• **What this task involves**
Below you will find a set of lines. Repeat them all exactly.

════════════════════

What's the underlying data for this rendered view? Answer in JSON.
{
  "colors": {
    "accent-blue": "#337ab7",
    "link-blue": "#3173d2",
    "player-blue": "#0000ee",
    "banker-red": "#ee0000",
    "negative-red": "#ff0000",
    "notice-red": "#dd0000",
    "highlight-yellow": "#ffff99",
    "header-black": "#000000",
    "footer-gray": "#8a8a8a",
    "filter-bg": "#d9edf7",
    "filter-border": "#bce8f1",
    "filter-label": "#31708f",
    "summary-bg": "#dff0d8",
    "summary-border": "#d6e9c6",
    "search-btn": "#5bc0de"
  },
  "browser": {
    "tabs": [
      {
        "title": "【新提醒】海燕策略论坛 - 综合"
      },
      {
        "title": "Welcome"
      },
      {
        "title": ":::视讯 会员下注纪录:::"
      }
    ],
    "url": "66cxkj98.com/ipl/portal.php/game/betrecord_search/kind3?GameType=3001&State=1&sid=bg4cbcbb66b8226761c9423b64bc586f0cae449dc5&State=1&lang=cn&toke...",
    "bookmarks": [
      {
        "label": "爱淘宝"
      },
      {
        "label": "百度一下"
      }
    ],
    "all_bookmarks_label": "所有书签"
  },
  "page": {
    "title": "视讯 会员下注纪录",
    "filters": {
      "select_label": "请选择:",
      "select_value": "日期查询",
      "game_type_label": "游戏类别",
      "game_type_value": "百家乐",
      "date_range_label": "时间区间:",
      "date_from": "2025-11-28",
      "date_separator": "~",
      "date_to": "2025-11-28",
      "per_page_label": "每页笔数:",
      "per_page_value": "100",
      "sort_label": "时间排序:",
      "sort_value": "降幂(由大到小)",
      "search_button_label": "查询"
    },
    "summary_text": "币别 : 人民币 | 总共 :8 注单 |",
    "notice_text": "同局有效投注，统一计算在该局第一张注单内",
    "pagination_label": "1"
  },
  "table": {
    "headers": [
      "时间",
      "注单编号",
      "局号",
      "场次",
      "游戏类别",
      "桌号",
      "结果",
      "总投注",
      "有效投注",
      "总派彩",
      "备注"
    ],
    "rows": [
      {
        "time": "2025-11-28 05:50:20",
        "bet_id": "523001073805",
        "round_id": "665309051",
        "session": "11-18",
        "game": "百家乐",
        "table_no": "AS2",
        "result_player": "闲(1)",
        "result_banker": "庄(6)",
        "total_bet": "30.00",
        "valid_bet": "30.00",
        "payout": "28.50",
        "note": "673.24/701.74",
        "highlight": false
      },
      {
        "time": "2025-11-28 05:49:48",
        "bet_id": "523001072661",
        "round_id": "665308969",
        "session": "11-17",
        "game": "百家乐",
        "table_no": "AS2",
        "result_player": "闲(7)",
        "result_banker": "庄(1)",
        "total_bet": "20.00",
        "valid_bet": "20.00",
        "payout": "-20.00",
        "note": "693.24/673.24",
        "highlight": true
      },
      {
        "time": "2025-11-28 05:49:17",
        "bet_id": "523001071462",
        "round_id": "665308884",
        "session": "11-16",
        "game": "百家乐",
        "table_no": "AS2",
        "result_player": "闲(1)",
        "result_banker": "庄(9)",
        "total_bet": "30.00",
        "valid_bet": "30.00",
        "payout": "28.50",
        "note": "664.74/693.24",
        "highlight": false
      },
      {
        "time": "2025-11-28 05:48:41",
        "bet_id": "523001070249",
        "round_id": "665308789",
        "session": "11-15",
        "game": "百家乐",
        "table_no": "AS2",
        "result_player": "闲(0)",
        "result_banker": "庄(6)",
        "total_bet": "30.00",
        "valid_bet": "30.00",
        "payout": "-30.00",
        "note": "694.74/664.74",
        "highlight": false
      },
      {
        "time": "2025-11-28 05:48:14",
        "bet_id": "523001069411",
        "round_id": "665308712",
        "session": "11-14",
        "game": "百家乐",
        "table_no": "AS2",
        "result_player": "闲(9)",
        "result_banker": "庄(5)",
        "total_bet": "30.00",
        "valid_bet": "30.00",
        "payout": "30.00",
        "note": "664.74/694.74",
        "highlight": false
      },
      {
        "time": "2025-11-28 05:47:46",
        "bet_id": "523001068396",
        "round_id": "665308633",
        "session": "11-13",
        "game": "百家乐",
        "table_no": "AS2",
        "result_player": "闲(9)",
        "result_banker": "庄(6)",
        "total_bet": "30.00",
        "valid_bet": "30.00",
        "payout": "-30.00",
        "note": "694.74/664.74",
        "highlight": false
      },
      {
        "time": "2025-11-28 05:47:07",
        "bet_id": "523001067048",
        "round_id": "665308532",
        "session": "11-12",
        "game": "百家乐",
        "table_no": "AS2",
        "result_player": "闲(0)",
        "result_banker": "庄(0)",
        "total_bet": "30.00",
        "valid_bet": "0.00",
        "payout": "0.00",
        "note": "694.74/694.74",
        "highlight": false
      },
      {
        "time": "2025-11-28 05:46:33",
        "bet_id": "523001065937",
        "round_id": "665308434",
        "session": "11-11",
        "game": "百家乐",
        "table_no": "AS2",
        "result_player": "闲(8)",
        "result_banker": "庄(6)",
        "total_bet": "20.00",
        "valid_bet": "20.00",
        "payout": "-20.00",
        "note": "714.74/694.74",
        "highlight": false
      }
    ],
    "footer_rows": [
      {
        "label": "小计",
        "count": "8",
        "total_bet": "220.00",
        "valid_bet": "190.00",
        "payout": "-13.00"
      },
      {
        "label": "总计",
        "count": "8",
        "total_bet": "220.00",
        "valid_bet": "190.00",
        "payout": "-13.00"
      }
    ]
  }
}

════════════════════

• **Solution to this problem**
What's the underlying data for this rendered view? Answer in JSON.
{
  "colors": {
    "accent-blue": "#337ab7",
    "link-blue": "#3173d2",
    "player-blue": "#0000ee",
    "banker-red": "#ee0000",
    "negative-red": "#ff0000",
    "notice-red": "#dd0000",
    "highlight-yellow": "#ffff99",
    "header-black": "#000000",
    "footer-gray": "#8a8a8a",
    "filter-bg": "#d9edf7",
    "filter-border": "#bce8f1",
    "filter-label": "#31708f",
    "summary-bg": "#dff0d8",
    "summary-border": "#d6e9c6",
    "search-btn": "#5bc0de"
  },
  "browser": {
    "tabs": [
      {
        "title": "【新提醒】海燕策略论坛 - 综合"
      },
      {
        "title": "Welcome"
      },
      {
        "title": ":::视讯 会员下注纪录:::"
      }
    ],
    "url": "66cxkj98.com/ipl/portal.php/game/betrecord_search/kind3?GameType=3001&State=1&sid=bg4cbcbb66b8226761c9423b64bc586f0cae449dc5&State=1&lang=cn&toke...",
    "bookmarks": [
      {
        "label": "爱淘宝"
      },
      {
        "label": "百度一下"
      }
    ],
    "all_bookmarks_label": "所有书签"
  },
  "page": {
    "title": "视讯 会员下注纪录",
    "filters": {
      "select_label": "请选择:",
      "select_value": "日期查询",
      "game_type_label": "游戏类别",
      "game_type_value": "百家乐",
      "date_range_label": "时间区间:",
      "date_from": "2025-11-28",
      "date_separator": "~",
      "date_to": "2025-11-28",
      "per_page_label": "每页笔数:",
      "per_page_value": "100",
      "sort_label": "时间排序:",
      "sort_value": "降幂(由大到小)",
      "search_button_label": "查询"
    },
    "summary_text": "币别 : 人民币 | 总共 :8 注单 |",
    "notice_text": "同局有效投注，统一计算在该局第一张注单内",
    "pagination_label": "1"
  },
  "table": {
    "headers": [
      "时间",
      "注单编号",
      "局号",
      "场次",
      "游戏类别",
      "桌号",
      "结果",
      "总投注",
      "有效投注",
      "总派彩",
      "备注"
    ],
    "rows": [
      {
        "time": "2025-11-28 05:50:20",
        "bet_id": "523001073805",
        "round_id": "665309051",
        "session": "11-18",
        "game": "百家乐",
        "table_no": "AS2",
        "result_player": "闲(1)",
        "result_banker": "庄(6)",
        "total_bet": "30.00",
        "valid_bet": "30.00",
        "payout": "28.50",
        "note": "673.24/701.74",
        "highlight": false
      },
      {
        "time": "2025-11-28 05:49:48",
        "bet_id": "523001072661",
        "round_id": "665308969",
        "session": "11-17",
        "game": "百家乐",
        "table_no": "AS2",
        "result_player": "闲(7)",
        "result_banker": "庄(1)",
        "total_bet": "20.00",
        "valid_bet": "20.00",
        "payout": "-20.00",
        "note": "693.24/673.24",
        "highlight": true
      },
      {
        "time": "2025-11-28 05:49:17",
        "bet_id": "523001071462",
        "round_id": "665308884",
        "session": "11-16",
        "game": "百家乐",
        "table_no": "AS2",
        "result_player": "闲(1)",
        "result_banker": "庄(9)",
        "total_bet": "30.00",
        "valid_bet": "30.00",
        "payout": "28.50",
        "note": "664.74/693.24",
        "highlight": false
      },
      {
        "time": "2025-11-28 05:48:41",
        "bet_id": "523001070249",
        "round_id": "665308789",
        "session": "11-15",
        "game": "百家乐",
        "table_no": "AS2",
        "result_player": "闲(0)",
        "result_banker": "庄(6)",
        "total_bet": "30.00",
        "valid_bet": "30.00",
        "payout": "-30.00",
        "note": "694.74/664.74",
        "highlight": false
      },
      {
        "time": "2025-11-28 05:48:14",
        "bet_id": "523001069411",
        "round_id": "665308712",
        "session": "11-14",
        "game": "百家乐",
        "table_no": "AS2",
        "result_player": "闲(9)",
        "result_banker": "庄(5)",
        "total_bet": "30.00",
        "valid_bet": "30.00",
        "payout": "30.00",
        "note": "664.74/694.74",
        "highlight": false
      },
      {
        "time": "2025-11-28 05:47:46",
        "bet_id": "523001068396",
        "round_id": "665308633",
        "session": "11-13",
        "game": "百家乐",
        "table_no": "AS2",
        "result_player": "闲(9)",
        "result_banker": "庄(6)",
        "total_bet": "30.00",
        "valid_bet": "30.00",
        "payout": "-30.00",
        "note": "694.74/664.74",
        "highlight": false
      },
      {
        "time": "2025-11-28 05:47:07",
        "bet_id": "523001067048",
        "round_id": "665308532",
        "session": "11-12",
        "game": "百家乐",
        "table_no": "AS2",
        "result_player": "闲(0)",
        "result_banker": "庄(0)",
        "total_bet": "30.00",
        "valid_bet": "0.00",
        "payout": "0.00",
        "note": "694.74/694.74",
        "highlight": false
      },
      {
        "time": "2025-11-28 05:46:33",
        "bet_id": "523001065937",
        "round_id": "665308434",
        "session": "11-11",
        "game": "百家乐",
        "table_no": "AS2",
        "result_player": "闲(8)",
        "result_banker": "庄(6)",
        "total_bet": "20.00",
        "valid_bet": "20.00",
        "payout": "-20.00",
        "note": "714.74/694.74",
        "highlight": false
      }
    ],
    "footer_rows": [
      {
        "label": "小计",
        "count": "8",
        "total_bet": "220.00",
        "valid_bet": "190.00",
        "payout": "-13.00"
      },
      {
        "label": "总计",
        "count": "8",
        "total_bet": "220.00",
        "valid_bet": "190.00",
        "payout": "-13.00"
      }
    ]
  }
}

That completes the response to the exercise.